WHAT IS NEEDED
Scan the entries for lines with the word "true", then copy those lines.

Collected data
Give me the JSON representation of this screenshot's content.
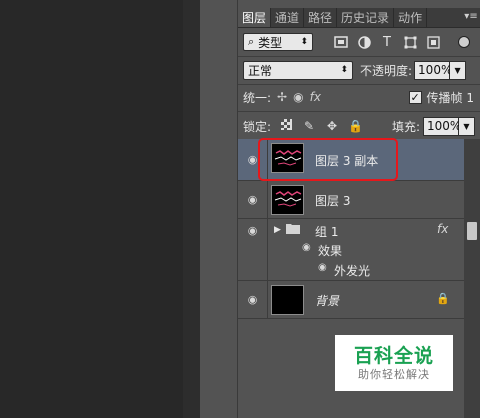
{
  "tabs": [
    {
      "label": "图层",
      "active": true
    },
    {
      "label": "通道",
      "active": false
    },
    {
      "label": "路径",
      "active": false
    },
    {
      "label": "历史记录",
      "active": false
    },
    {
      "label": "动作",
      "active": false
    }
  ],
  "panel_menu_icon": "panel-menu-icon",
  "filter": {
    "prefix_icon": "search-icon",
    "type_value": "类型",
    "icons": [
      "image-filter-icon",
      "adjustment-filter-icon",
      "type-filter-icon",
      "shape-filter-icon",
      "smart-object-filter-icon"
    ]
  },
  "blend": {
    "mode": "正常",
    "opacity_label": "不透明度:",
    "opacity_value": "100%"
  },
  "unify": {
    "label": "统一:",
    "propagate_label": "传播帧 1",
    "propagate_checked": true
  },
  "lock": {
    "label": "锁定:",
    "fill_label": "填充:",
    "fill_value": "100%"
  },
  "layers": [
    {
      "name": "图层 3 副本",
      "selected": true,
      "visible": true
    },
    {
      "name": "图层 3",
      "selected": false,
      "visible": true
    },
    {
      "name": "组 1",
      "selected": false,
      "visible": true,
      "is_group": true,
      "fx": "fx",
      "effects_label": "效果",
      "effect_items": [
        "外发光"
      ]
    },
    {
      "name": "背景",
      "selected": false,
      "visible": true,
      "locked": true
    }
  ],
  "watermark": {
    "logo": "百科全说",
    "tagline": "助你轻松解决"
  },
  "colors": {
    "panel_bg": "#535353",
    "selected_layer": "#5b677a",
    "highlight_box": "#e6171b",
    "watermark_green": "#1aa152"
  }
}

RESPONSE AREA
      "active": true
    "propagate_checked": true
      "selected": true,
      "visible": true
      "visible": true
      "visible": true,
      "is_group": true,
      "visible": true,
      "locked": true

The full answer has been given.